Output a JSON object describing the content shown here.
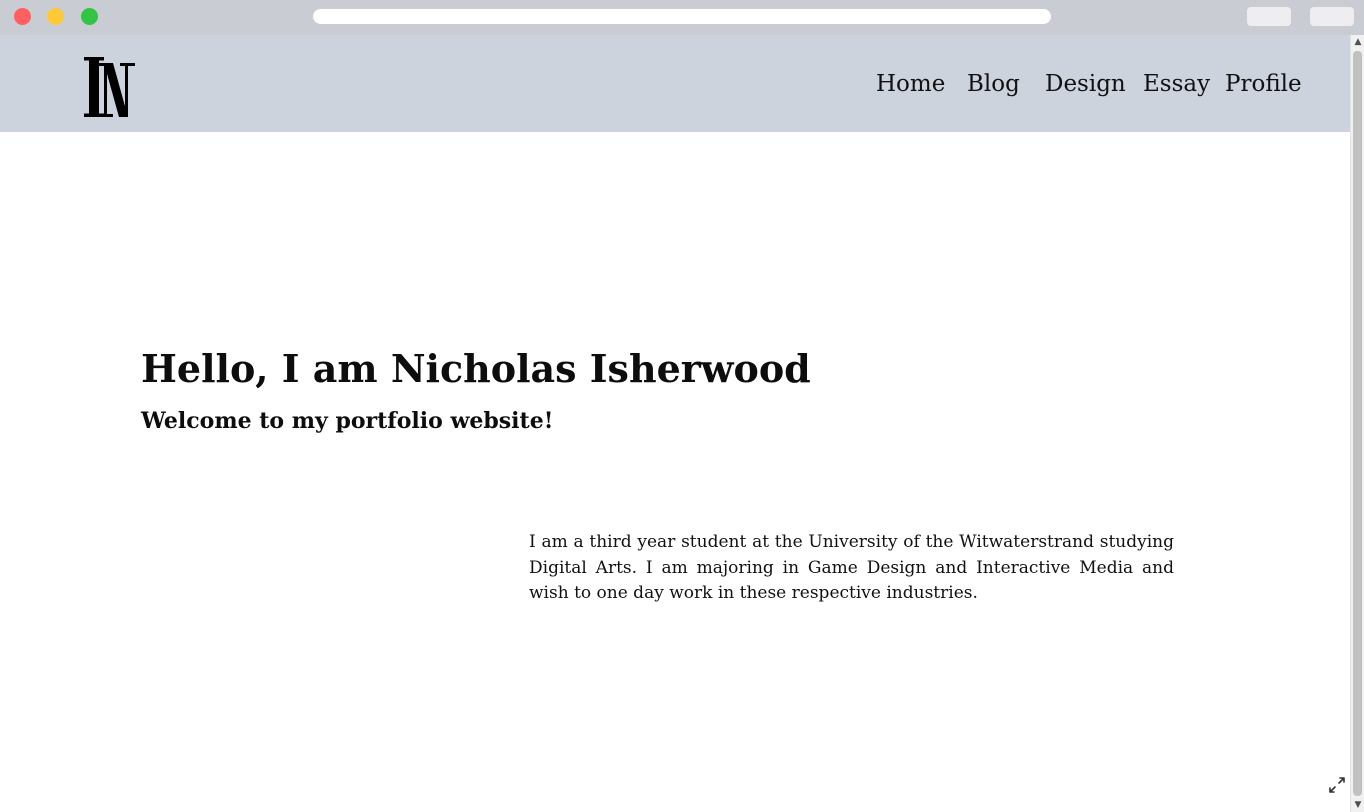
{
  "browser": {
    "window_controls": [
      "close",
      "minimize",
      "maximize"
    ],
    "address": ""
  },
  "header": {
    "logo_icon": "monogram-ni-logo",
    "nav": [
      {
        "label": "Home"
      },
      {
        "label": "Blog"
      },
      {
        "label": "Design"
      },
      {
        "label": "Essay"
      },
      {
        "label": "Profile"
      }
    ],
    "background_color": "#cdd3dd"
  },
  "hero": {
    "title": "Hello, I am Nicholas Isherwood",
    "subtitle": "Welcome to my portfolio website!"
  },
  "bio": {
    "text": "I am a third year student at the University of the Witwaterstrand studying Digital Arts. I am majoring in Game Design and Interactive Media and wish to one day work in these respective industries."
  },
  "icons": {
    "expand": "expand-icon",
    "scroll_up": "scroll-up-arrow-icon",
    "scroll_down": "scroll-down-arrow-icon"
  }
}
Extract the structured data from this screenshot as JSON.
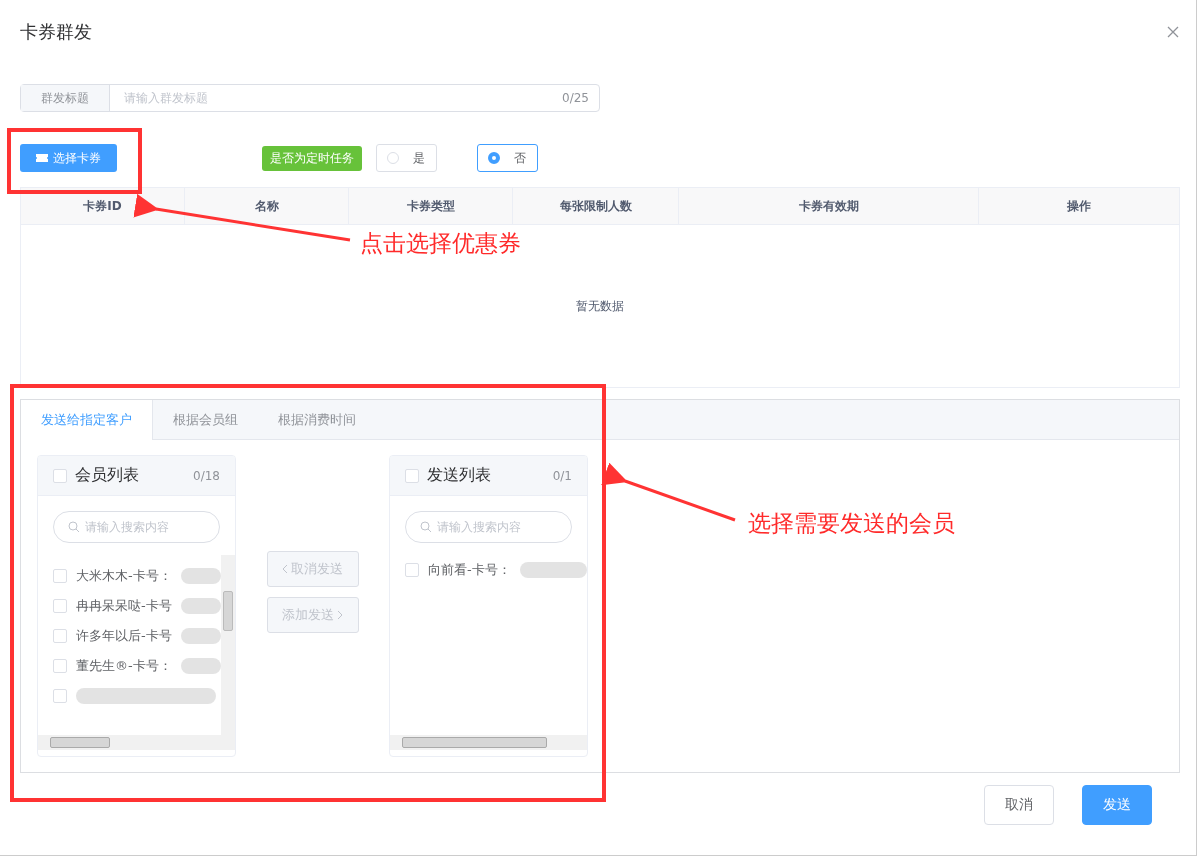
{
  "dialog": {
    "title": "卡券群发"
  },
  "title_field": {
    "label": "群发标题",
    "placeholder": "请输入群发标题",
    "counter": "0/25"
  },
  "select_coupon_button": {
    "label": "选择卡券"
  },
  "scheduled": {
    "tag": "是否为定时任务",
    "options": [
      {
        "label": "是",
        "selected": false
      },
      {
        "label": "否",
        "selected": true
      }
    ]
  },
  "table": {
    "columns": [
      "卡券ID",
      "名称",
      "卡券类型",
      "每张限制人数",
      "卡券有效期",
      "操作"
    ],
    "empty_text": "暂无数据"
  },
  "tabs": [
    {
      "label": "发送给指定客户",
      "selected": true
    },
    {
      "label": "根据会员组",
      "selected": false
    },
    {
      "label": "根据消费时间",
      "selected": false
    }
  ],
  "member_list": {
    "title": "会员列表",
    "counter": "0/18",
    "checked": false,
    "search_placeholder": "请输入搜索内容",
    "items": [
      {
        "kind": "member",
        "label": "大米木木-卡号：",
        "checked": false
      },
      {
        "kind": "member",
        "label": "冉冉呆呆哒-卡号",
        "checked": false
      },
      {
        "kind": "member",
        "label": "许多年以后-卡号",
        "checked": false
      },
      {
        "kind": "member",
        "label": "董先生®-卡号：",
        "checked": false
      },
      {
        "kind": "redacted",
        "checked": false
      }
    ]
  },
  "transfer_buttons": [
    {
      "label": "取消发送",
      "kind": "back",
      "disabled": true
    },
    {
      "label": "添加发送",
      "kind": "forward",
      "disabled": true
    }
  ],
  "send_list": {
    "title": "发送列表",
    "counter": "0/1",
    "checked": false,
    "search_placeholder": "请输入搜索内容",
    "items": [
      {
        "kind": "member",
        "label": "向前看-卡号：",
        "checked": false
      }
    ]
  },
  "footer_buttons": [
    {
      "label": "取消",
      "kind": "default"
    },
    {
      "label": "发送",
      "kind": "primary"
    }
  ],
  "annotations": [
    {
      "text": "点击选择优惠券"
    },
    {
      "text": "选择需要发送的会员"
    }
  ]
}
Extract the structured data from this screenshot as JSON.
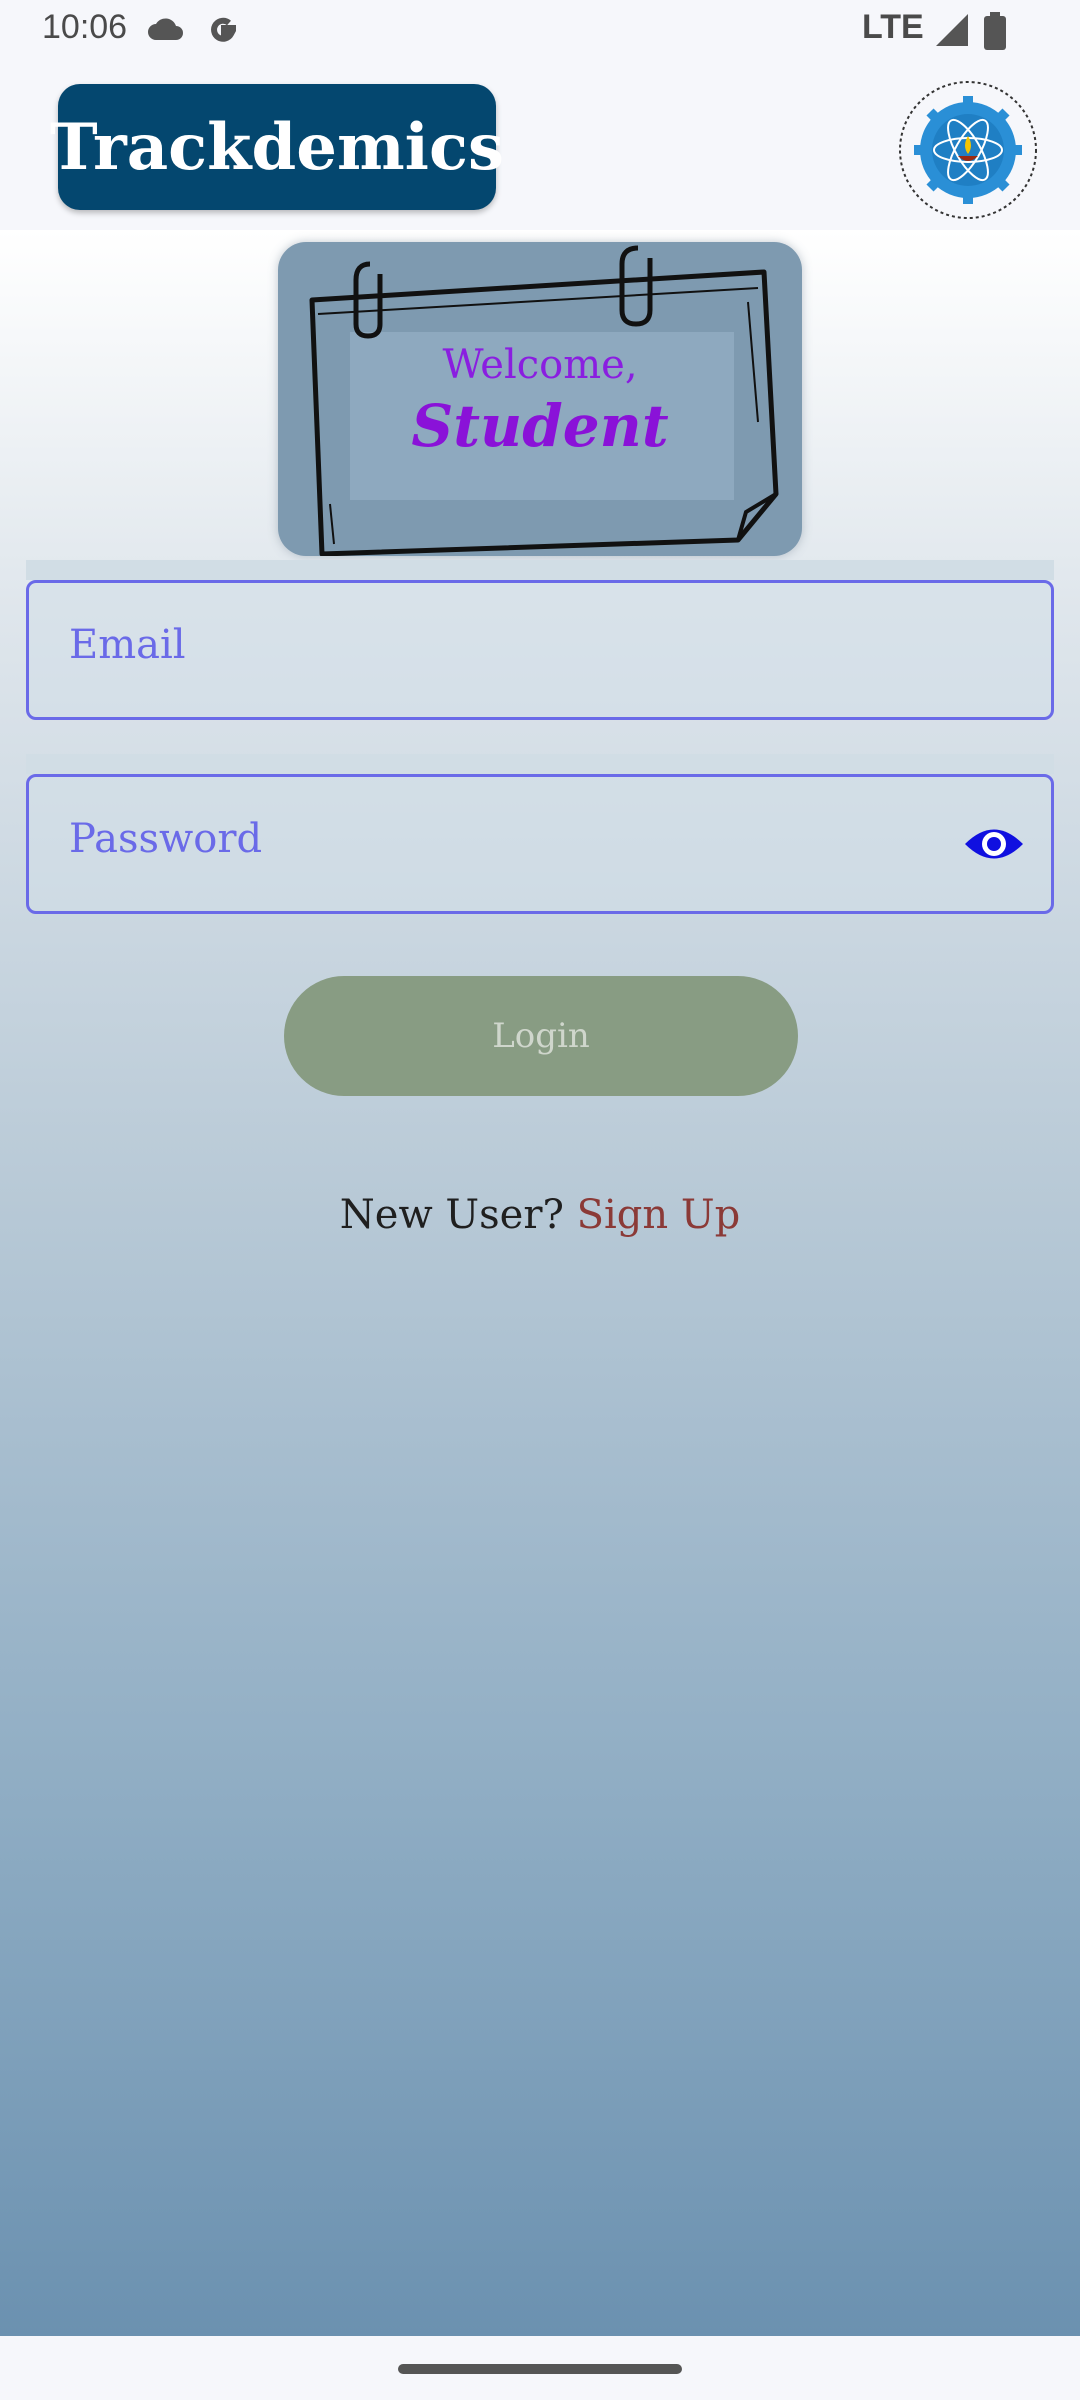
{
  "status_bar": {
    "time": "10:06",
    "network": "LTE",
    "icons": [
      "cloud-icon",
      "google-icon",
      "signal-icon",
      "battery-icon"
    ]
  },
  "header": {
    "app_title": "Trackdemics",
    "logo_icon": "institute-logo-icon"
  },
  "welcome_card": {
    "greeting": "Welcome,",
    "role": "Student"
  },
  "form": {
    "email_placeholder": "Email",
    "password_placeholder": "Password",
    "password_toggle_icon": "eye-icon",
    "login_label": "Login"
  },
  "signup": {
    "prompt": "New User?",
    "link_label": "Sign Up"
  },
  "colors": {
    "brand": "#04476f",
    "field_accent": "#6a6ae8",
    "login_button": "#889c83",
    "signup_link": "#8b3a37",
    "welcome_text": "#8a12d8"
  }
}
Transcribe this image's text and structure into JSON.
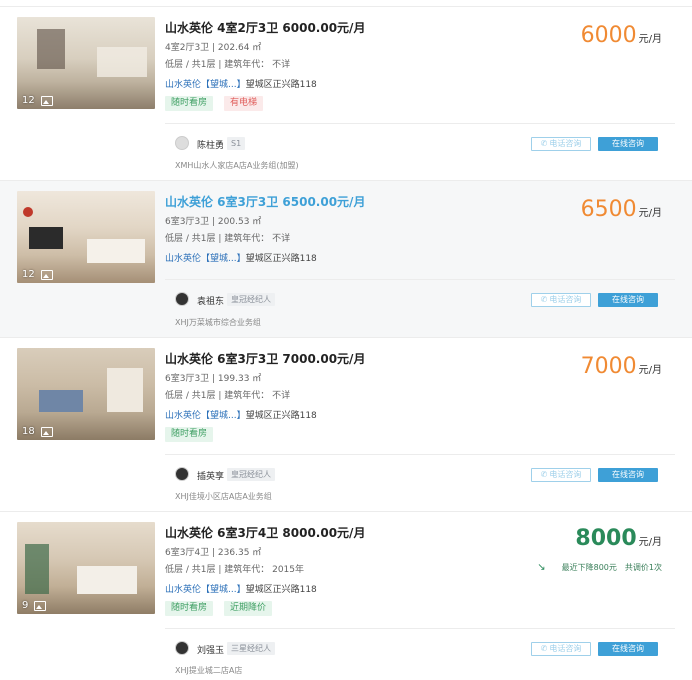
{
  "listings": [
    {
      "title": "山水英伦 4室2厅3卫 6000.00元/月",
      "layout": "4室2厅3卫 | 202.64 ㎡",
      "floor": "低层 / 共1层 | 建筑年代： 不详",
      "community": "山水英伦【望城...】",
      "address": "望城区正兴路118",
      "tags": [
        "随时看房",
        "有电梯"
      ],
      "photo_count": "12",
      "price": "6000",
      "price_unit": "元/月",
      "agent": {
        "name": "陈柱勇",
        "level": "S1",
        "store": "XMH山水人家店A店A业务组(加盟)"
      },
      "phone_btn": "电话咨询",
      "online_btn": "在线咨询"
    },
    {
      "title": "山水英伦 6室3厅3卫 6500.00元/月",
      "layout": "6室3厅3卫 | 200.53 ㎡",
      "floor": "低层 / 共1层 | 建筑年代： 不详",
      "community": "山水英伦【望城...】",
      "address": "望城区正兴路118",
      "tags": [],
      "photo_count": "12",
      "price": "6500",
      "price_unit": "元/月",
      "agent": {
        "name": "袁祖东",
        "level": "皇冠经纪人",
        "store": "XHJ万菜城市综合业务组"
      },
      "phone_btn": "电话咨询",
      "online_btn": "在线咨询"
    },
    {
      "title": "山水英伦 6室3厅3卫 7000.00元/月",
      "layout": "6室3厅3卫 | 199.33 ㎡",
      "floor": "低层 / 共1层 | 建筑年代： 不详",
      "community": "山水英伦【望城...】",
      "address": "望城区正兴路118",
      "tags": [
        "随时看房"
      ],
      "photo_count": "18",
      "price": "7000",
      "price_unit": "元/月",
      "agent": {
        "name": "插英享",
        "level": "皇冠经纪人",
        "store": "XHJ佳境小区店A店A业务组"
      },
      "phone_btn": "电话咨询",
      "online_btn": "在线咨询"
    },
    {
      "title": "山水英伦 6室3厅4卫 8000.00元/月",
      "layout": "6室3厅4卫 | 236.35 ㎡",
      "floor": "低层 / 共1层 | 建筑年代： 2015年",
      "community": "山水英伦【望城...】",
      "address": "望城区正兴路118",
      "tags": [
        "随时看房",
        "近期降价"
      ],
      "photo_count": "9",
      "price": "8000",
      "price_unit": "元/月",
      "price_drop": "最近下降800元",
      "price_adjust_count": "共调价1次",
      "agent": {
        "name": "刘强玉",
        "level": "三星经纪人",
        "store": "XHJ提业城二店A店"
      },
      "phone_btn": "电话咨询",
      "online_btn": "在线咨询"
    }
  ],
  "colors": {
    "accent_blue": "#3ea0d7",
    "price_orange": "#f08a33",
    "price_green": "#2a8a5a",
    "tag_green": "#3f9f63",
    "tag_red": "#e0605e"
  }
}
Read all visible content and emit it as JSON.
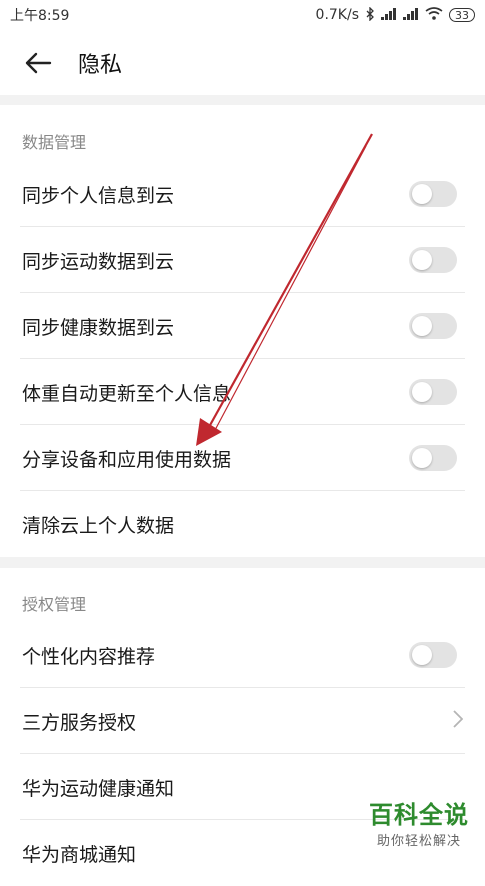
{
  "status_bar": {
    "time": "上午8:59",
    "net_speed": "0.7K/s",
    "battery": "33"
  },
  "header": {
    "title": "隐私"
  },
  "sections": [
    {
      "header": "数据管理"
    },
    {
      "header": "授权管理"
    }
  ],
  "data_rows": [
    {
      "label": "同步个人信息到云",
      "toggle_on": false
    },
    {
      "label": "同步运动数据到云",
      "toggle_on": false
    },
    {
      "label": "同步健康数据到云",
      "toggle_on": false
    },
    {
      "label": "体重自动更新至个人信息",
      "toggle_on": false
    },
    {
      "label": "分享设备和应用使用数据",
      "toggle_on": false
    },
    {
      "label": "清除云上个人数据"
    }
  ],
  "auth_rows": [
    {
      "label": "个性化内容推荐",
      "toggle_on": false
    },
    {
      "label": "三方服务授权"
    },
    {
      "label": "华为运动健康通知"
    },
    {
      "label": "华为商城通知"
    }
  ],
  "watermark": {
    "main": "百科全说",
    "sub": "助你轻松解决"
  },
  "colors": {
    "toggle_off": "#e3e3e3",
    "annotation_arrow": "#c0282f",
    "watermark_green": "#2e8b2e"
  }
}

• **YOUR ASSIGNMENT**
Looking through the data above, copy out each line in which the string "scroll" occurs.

• **TASK OUTPUT**
    "scroll_up": "scroll-up-arrow-icon",
    "scroll_down": "scroll-down-arrow-icon"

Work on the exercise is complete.